Illustrated icons can be a super addition to your design portfolio (opens in new tab), whether you include them to reach a new group of potential clients, or to add more elements to an illustrated scene. In this Adobe Illustrator tutorial (opens in new tab) I'll show you how to create icons simply and easily, so you can create large volumes of them in no time at all.
I’m going to design two icon sets: a set of digital phone/tablets and a set of coffee-making items.
01. Know what you're representing
Whatever your set of products is, do your research! A client would want all the products to be correct, and you should too. Even if it’s a personal project, you can’t accidentally add a camera button to an original Nokia 3310 or put a two-pin plug on a British kettle. If you’re illustrating a product for a client, ensure you know how it looks all the way round, so you understand it as a real-world object.
02. Draw it in pencil
You can start off however you wish – I always draw everything in pencil, but for many products you can trace a photo. If you have a tricky shape to draw and it happens to be symmetrical – for example a lightbulb – you can just draw one half of it (I’ll come to that later!).
03. Get rid of kinks(opens in new tab)
When creating linework, always keep lines and angles straight and clean. Your illustrated product icons may be used quite small on the page or screen, and unnecessary kinks or curves can confuse the eye and make things unclear.
There are two main tips for this. First, with the Shape tool, hold down the Shift key to get perfect circles and squares or polygons that sit straight. And second, with the Pen tool hold down the Shift key to only draw angles at 45 degrees or 90 degrees to an axis.
04. Make use of symmetry
Many products are perfectly symmetrical, which makes things nice and simple. Once you have the linework, select it all with Selection tool (cmd+V) and you’ll see a range of Alignment buttons appear in the top bar. Click either the horizontal or the vertical Align Centre button, depending on what you need, and everything will snap into symmetry. You can also group objects together, and then align them with other objects or groups.
05. Reflect more complex objects
For symmetry on more shapely objects, illustrate one half perfectly, then select these halves and copy and paste them all in one go by holding down shift+alt and hitting the right Arrow key, this will keep these lines level with their originals.
Still with the copied objects selected click Object > Transform > Reflect from the main menu, select the Vertical option and click OK. Place this side of the object to get the width correct (using only the left and right Arrow keys so they stay aligned with the other half).
Using the Direct Selection tool (cmd+A) join up the two sides of each line by selecting the two line ends and clicking cmd+J.
06. Maintain consistency
If you’re working on a collection of products, make sure you're always considering the other items in the collection.

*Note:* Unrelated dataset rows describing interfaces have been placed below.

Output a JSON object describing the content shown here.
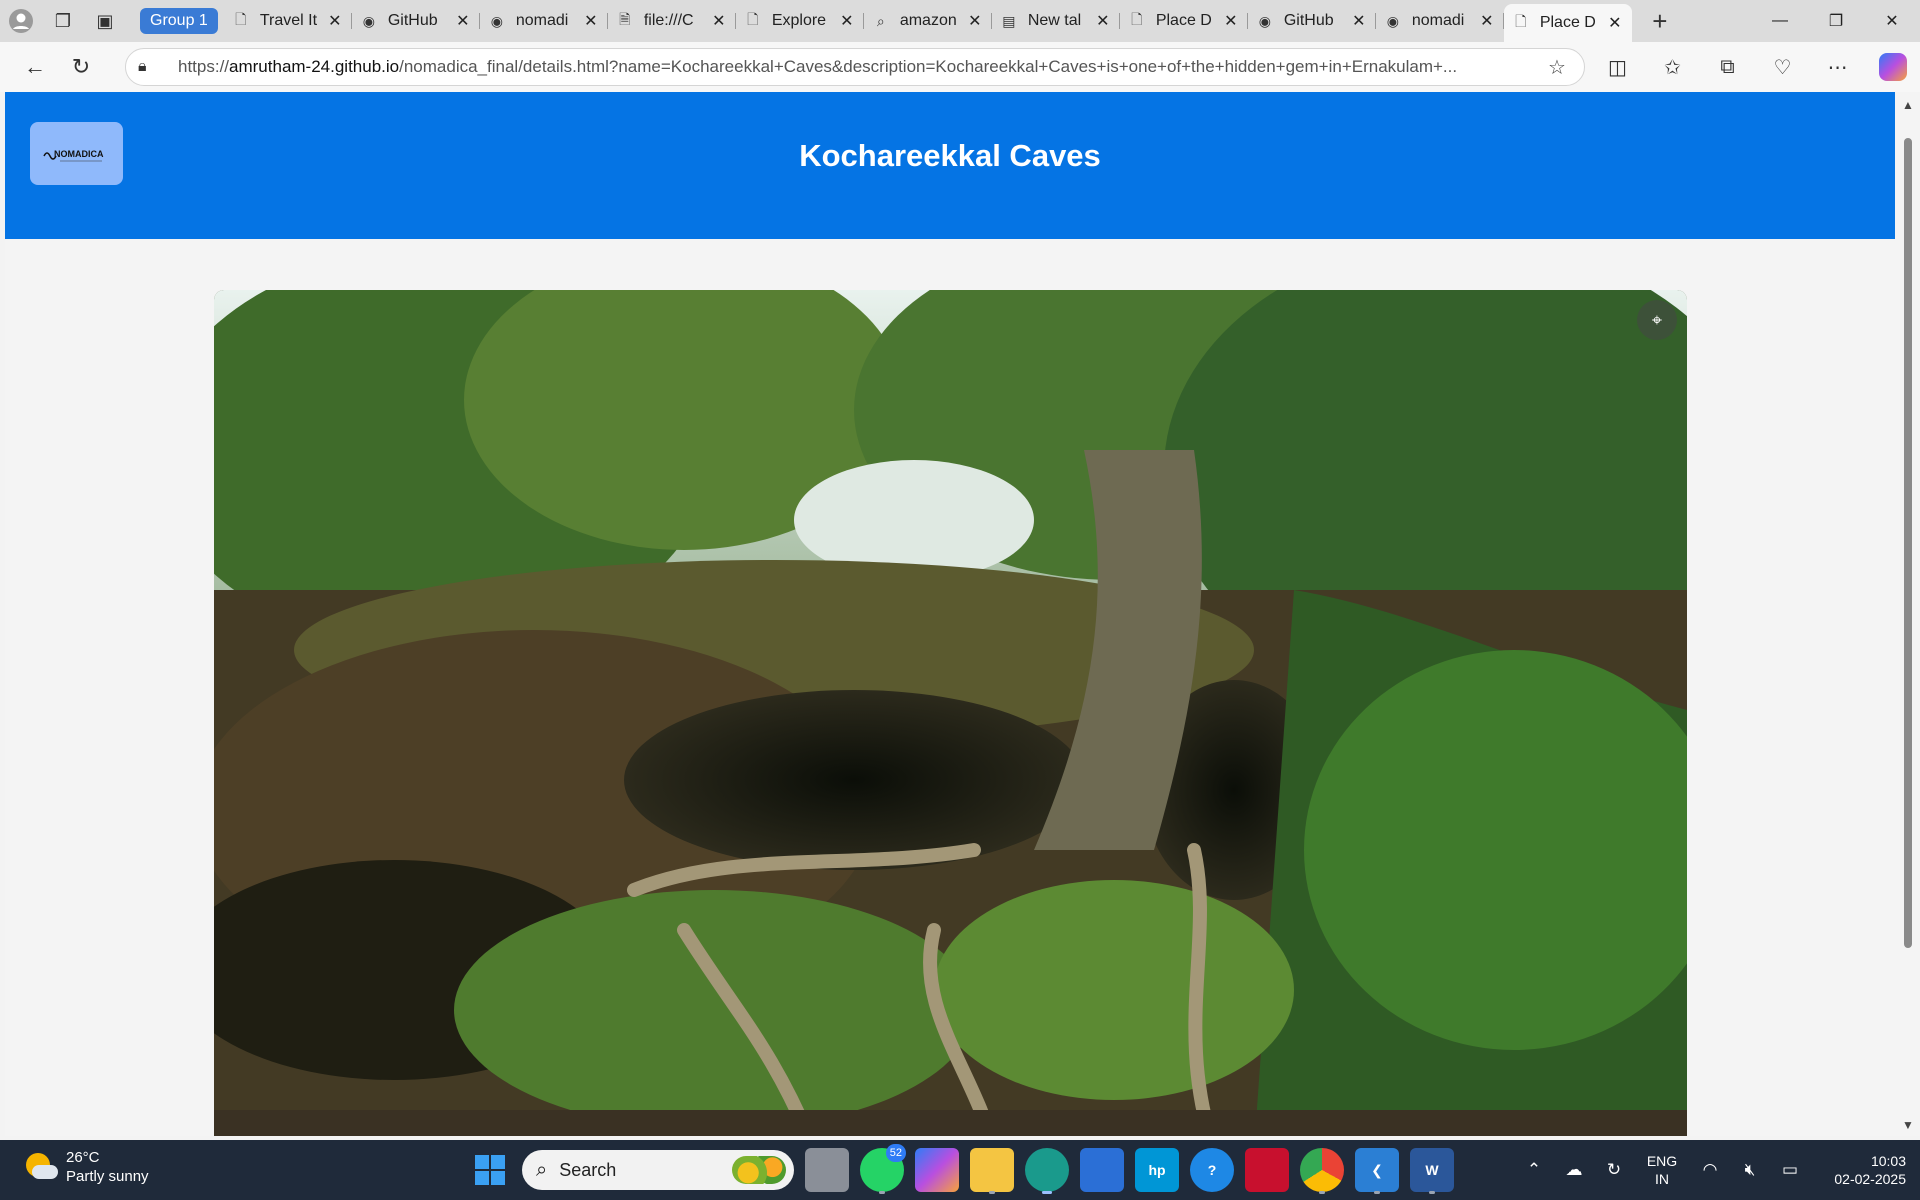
{
  "browser": {
    "group_label": "Group 1",
    "tabs": [
      {
        "title": "Travel It",
        "icon": "page-icon",
        "active": false
      },
      {
        "title": "GitHub",
        "icon": "github-icon",
        "active": false
      },
      {
        "title": "nomadi",
        "icon": "github-icon",
        "active": false
      },
      {
        "title": "file:///C",
        "icon": "file-icon",
        "active": false
      },
      {
        "title": "Explore",
        "icon": "page-icon",
        "active": false
      },
      {
        "title": "amazon",
        "icon": "search-icon",
        "active": false
      },
      {
        "title": "New tal",
        "icon": "newtab-icon",
        "active": false
      },
      {
        "title": "Place D",
        "icon": "page-icon",
        "active": false
      },
      {
        "title": "GitHub",
        "icon": "github-icon",
        "active": false
      },
      {
        "title": "nomadi",
        "icon": "github-icon",
        "active": false
      },
      {
        "title": "Place D",
        "icon": "page-icon",
        "active": true
      }
    ],
    "url_host": "amrutham-24.github.io",
    "url_prefix": "https://",
    "url_path": "/nomadica_final/details.html?name=Kochareekkal+Caves&description=Kochareekkal+Caves+is+one+of+the+hidden+gem+in+Ernakulam+..."
  },
  "site": {
    "logo_text": "NOMADICA",
    "title": "Kochareekkal Caves",
    "header_color": "#0574e4"
  },
  "taskbar": {
    "temperature": "26°C",
    "weather": "Partly sunny",
    "search_placeholder": "Search",
    "whatsapp_badge": "52",
    "lang_1": "ENG",
    "lang_2": "IN",
    "time": "10:03",
    "date": "02-02-2025"
  }
}
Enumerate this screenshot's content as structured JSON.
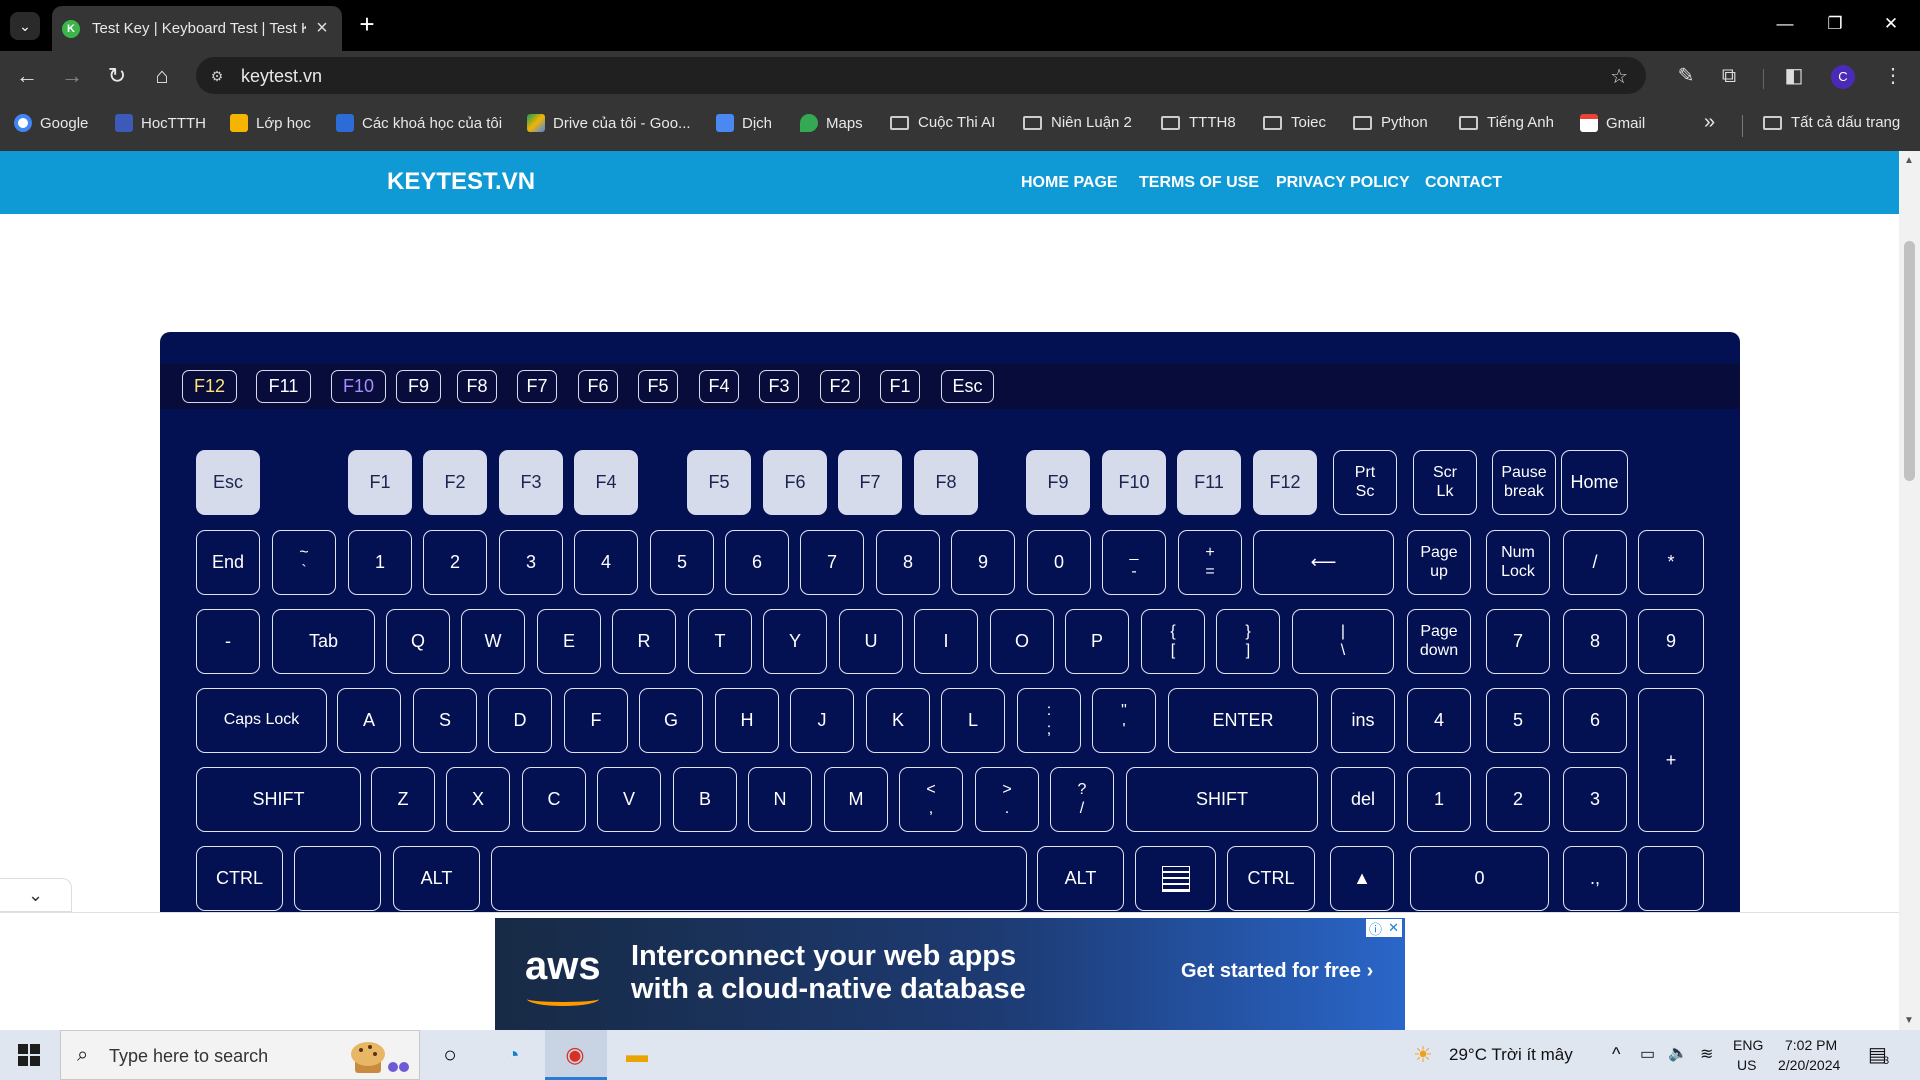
{
  "browser": {
    "tab_title": "Test Key | Keyboard Test | Test K",
    "tab_favicon_letter": "K",
    "url": "keytest.vn",
    "profile_initial": "C",
    "bookmarks": [
      {
        "label": "Google",
        "icon": "google-icon"
      },
      {
        "label": "HocTTTH",
        "icon": "hocttth-icon"
      },
      {
        "label": "Lớp học",
        "icon": "classroom-icon"
      },
      {
        "label": "Các khoá học của tôi",
        "icon": "courses-icon"
      },
      {
        "label": "Drive của tôi - Goo...",
        "icon": "drive-icon"
      },
      {
        "label": "Dịch",
        "icon": "translate-icon"
      },
      {
        "label": "Maps",
        "icon": "maps-icon"
      },
      {
        "label": "Cuộc Thi AI",
        "icon": "folder-icon"
      },
      {
        "label": "Niên Luận 2",
        "icon": "folder-icon"
      },
      {
        "label": "TTTH8",
        "icon": "folder-icon"
      },
      {
        "label": "Toiec",
        "icon": "folder-icon"
      },
      {
        "label": "Python",
        "icon": "folder-icon"
      },
      {
        "label": "Tiếng Anh",
        "icon": "folder-icon"
      },
      {
        "label": "Gmail",
        "icon": "gmail-icon"
      }
    ],
    "all_bookmarks": "Tất cả dấu trang"
  },
  "site": {
    "logo": "KEYTEST.VN",
    "nav": [
      "HOME PAGE",
      "TERMS OF USE",
      "PRIVACY POLICY",
      "CONTACT"
    ]
  },
  "history": [
    "F12",
    "F11",
    "F10",
    "F9",
    "F8",
    "F7",
    "F6",
    "F5",
    "F4",
    "F3",
    "F2",
    "F1",
    "Esc"
  ],
  "history_highlight": {
    "F12": "#ffe27a",
    "F10": "#a78bff"
  },
  "rows": {
    "fn": [
      "Esc",
      "F1",
      "F2",
      "F3",
      "F4",
      "F5",
      "F6",
      "F7",
      "F8",
      "F9",
      "F10",
      "F11",
      "F12",
      "Prt\nSc",
      "Scr\nLk",
      "Pause\nbreak",
      "Home"
    ],
    "num": [
      "End",
      "~\n`",
      "1",
      "2",
      "3",
      "4",
      "5",
      "6",
      "7",
      "8",
      "9",
      "0",
      "_\n-",
      "+\n=",
      "⟵",
      "Page\nup",
      "Num\nLock",
      "/",
      "*"
    ],
    "top": [
      "-",
      "Tab",
      "Q",
      "W",
      "E",
      "R",
      "T",
      "Y",
      "U",
      "I",
      "O",
      "P",
      "{\n[",
      "}\n]",
      "|\n\\",
      "Page\ndown",
      "7",
      "8",
      "9"
    ],
    "home": [
      "Caps Lock",
      "A",
      "S",
      "D",
      "F",
      "G",
      "H",
      "J",
      "K",
      "L",
      ":\n;",
      "\"\n'",
      "ENTER",
      "ins",
      "4",
      "5",
      "6",
      "+"
    ],
    "bottom": [
      "SHIFT",
      "Z",
      "X",
      "C",
      "V",
      "B",
      "N",
      "M",
      "<\n,",
      ">\n.",
      "?\n/",
      "SHIFT",
      "del",
      "1",
      "2",
      "3"
    ],
    "ctrl": [
      "CTRL",
      "",
      "ALT",
      "",
      "ALT",
      "",
      "CTRL",
      "▲",
      "0",
      ".,",
      ""
    ]
  },
  "ad": {
    "brand": "aws",
    "headline": "Interconnect your web apps\nwith a cloud-native database",
    "cta": "Get started for free ›"
  },
  "taskbar": {
    "search_placeholder": "Type here to search",
    "weather": "29°C  Trời ít mây",
    "lang_top": "ENG",
    "lang_bottom": "US",
    "time": "7:02 PM",
    "date": "2/20/2024",
    "notification_count": "3"
  }
}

If buttons are the same across products, then copy and paste them, if the curved corner is always the same size, then make sure you’re using the same corner.
Often (with tech products especially) you can make one device, then copy/paste it and simply adjust the proportions to make the next icon, which can really speed up your workflow.
07. Add some colour
With your linework complete, move on to colour. Generally, you want to get the tones as close to reality as possible, but there are some exceptions. For example, most metals are a mid-grey, which is boring for everyone! Instead, I use a variety of blue-grey tones (light or dark) and usually stray into turquoises.
Try using a transparent blue for glass, too, as white can feel cold. I also recommend oranges and yellows for wood surfaces to really bring some warmth.
08. Explore gradients
As we’re creating illustrated icons, you don’t want to go too far on minor details and textures. However, you can really sell the surface of a product with a gradient. To get the best out of Adobe Illustrator, don’t create gradients from one colour to the next (it often results in banding when printed).
Instead, choose a flat colour for an object/shape, select the shape and duplicate it (in the layers panel), then add a gradient to this top object going from an opacity of 100% down to 0%.
09. Try including shadows and highlights(opens in new tab)
When I'm not using gradients, I often duplicate an object and then cut it at a corner. I use the Pen tool (again holding down the shift key) to create a shape cropped at a 45-degree angle, which I then colour in a lighter or darker shade to add a simple but effective shadow or highlight.
10. Add extra details(opens in new tab)
Finally, if the size you’re using the icons at allows, you can really bring them to life. A tech device looks uninspiring with nothing on the screen, so use this space to demonstrate its functions or sell an app. Graphic product illustrations used within a bigger illustration (for example, if these coffee facilities were part of a wider scene) will draw the viewer in.